[Input]

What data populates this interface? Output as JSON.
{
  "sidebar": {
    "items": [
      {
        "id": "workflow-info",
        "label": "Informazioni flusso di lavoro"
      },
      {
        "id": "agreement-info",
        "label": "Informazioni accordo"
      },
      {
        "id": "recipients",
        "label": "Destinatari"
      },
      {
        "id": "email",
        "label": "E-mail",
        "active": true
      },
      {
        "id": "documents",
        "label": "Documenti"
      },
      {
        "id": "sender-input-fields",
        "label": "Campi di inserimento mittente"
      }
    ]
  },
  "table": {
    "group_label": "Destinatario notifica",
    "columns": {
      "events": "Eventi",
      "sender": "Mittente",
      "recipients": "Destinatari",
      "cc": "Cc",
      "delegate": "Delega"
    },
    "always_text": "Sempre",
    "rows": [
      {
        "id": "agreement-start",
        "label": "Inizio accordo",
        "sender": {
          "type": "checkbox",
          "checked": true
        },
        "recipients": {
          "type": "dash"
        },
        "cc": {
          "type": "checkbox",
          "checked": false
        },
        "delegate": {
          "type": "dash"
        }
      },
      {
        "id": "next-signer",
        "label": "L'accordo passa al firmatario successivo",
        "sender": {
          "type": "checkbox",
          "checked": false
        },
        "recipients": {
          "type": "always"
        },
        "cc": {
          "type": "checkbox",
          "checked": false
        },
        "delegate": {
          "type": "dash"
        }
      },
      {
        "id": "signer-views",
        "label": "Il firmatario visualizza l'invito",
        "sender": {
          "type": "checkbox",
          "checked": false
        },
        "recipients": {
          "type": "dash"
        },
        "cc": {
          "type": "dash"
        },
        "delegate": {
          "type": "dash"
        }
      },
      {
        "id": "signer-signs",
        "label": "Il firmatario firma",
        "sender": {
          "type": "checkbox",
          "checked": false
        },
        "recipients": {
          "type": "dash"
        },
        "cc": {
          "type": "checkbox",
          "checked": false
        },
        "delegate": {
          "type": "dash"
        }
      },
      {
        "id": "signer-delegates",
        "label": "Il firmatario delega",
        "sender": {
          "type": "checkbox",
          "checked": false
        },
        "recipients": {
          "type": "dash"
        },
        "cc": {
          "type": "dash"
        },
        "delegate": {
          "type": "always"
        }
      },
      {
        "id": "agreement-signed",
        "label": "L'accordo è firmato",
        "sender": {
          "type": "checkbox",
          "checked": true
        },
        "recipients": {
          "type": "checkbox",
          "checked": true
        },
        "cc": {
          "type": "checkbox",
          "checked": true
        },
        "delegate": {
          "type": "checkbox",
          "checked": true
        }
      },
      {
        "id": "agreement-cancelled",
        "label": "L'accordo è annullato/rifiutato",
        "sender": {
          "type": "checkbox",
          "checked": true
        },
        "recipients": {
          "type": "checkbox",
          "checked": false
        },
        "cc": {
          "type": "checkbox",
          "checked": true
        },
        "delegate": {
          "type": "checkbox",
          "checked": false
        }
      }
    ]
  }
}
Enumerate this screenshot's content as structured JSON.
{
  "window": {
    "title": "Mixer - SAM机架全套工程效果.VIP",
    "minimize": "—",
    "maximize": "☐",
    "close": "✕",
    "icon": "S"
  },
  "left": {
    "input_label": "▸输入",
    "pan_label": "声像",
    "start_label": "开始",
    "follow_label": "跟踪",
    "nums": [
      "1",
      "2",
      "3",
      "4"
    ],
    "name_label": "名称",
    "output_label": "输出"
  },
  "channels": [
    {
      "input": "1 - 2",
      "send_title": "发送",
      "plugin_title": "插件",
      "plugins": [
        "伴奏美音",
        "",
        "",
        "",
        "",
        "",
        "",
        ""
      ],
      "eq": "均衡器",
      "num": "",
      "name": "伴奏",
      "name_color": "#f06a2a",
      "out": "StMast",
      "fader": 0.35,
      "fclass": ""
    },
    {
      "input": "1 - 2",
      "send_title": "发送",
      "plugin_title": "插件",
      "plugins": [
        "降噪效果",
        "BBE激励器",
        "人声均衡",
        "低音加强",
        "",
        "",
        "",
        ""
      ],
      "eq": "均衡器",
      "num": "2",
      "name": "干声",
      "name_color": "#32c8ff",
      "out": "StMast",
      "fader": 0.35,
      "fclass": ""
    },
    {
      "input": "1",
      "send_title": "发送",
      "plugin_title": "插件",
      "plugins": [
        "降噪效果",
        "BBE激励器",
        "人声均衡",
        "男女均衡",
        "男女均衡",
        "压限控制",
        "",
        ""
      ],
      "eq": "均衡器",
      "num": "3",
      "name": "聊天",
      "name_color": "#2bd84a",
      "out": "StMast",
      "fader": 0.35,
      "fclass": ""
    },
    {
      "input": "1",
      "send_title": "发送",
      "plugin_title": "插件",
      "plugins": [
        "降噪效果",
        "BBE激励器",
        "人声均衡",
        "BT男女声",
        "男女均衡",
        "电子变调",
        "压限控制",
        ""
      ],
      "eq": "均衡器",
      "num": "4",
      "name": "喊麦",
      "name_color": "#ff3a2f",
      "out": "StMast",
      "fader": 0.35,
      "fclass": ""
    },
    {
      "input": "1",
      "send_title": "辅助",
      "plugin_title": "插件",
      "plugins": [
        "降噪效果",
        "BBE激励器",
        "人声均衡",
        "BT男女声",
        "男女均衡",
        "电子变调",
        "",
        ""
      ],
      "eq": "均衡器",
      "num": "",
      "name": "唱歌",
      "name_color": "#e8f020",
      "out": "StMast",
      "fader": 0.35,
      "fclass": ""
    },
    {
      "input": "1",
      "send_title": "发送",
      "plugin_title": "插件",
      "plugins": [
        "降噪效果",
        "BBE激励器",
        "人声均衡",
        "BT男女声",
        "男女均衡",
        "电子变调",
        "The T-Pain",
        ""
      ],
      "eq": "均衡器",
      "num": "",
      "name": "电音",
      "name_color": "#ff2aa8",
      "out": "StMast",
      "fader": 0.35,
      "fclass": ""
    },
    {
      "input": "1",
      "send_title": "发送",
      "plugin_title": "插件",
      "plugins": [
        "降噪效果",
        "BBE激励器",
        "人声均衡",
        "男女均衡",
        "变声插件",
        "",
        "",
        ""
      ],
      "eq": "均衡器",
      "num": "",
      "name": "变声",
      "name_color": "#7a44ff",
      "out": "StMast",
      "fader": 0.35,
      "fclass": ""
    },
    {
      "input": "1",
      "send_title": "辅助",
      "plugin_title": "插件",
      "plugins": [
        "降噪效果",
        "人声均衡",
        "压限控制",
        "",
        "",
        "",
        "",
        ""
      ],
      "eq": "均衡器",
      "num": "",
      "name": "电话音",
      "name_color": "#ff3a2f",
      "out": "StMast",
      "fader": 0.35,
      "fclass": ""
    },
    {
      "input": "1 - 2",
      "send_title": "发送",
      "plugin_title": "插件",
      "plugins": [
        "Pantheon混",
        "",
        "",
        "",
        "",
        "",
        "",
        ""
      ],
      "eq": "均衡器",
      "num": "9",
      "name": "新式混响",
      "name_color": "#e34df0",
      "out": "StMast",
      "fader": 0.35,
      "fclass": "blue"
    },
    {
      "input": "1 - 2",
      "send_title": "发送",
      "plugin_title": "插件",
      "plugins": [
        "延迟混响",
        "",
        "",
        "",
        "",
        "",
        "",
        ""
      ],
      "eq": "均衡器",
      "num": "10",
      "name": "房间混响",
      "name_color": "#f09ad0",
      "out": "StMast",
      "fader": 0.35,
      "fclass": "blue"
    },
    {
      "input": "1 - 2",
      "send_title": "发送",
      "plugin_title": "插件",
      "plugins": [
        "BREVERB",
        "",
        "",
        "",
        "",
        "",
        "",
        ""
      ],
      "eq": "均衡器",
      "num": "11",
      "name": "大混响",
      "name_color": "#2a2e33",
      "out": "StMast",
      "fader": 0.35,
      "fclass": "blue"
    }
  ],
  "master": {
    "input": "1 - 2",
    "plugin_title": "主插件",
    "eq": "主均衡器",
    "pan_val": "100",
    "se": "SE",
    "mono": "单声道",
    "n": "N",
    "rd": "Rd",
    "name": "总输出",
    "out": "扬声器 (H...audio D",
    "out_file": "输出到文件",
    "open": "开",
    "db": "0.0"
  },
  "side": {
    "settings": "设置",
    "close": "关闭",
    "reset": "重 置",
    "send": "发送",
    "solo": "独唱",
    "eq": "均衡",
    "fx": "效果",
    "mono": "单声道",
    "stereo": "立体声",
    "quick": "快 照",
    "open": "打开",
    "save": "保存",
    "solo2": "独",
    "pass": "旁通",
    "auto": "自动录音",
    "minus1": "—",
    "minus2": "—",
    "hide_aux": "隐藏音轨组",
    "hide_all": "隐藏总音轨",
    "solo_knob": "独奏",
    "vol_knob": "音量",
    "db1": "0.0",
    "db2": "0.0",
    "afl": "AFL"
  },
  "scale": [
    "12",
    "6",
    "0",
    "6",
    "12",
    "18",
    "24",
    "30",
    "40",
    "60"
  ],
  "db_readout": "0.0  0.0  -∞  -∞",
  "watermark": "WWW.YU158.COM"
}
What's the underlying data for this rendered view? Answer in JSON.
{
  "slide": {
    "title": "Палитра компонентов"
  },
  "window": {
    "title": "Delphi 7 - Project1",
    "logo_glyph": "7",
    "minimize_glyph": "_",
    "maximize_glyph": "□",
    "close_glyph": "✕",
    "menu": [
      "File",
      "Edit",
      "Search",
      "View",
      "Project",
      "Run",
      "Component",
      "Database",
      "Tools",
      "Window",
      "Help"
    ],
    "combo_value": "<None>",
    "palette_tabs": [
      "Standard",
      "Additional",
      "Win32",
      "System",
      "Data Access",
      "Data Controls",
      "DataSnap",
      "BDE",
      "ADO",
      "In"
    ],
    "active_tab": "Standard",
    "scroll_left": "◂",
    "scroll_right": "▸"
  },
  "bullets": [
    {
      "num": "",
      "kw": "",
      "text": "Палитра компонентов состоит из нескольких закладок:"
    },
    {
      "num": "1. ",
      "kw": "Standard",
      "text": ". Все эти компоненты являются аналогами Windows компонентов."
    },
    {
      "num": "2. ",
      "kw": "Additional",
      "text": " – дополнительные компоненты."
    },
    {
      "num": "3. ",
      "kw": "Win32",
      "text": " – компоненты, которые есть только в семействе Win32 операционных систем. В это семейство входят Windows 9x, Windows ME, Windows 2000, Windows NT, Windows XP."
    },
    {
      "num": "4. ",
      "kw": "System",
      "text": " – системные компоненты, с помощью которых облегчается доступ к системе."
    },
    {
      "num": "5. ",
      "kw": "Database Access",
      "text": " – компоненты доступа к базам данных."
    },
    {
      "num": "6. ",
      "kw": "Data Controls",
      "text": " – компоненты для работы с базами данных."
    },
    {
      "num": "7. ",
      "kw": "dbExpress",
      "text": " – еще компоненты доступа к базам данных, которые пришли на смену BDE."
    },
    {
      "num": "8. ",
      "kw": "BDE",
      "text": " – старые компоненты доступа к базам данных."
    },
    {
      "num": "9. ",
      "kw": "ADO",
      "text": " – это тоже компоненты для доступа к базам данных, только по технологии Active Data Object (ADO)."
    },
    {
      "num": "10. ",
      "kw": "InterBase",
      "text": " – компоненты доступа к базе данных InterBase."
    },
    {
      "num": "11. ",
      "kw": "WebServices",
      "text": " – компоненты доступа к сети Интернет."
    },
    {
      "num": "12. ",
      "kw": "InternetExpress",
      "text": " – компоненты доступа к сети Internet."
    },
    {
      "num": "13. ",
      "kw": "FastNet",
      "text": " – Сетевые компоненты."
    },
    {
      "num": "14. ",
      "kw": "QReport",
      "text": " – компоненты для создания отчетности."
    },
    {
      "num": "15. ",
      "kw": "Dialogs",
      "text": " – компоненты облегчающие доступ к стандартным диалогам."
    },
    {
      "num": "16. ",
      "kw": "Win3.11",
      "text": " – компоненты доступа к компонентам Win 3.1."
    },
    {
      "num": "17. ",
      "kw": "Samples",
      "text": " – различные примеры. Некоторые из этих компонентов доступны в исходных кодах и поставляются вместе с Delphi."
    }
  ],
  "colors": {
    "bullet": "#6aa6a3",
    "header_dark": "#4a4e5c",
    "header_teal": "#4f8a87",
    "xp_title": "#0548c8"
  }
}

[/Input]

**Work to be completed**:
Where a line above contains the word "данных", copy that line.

**Task response**:
      "text": " – компоненты доступа к базам данных."
      "text": " – компоненты для работы с базами данных."
      "text": " – еще компоненты доступа к базам данных, которые пришли на смену BDE."
      "text": " – старые компоненты доступа к базам данных."
      "text": " – это тоже компоненты для доступа к базам данных, только по технологии Active Data Object (ADO)."
      "text": " – компоненты доступа к базе данных InterBase."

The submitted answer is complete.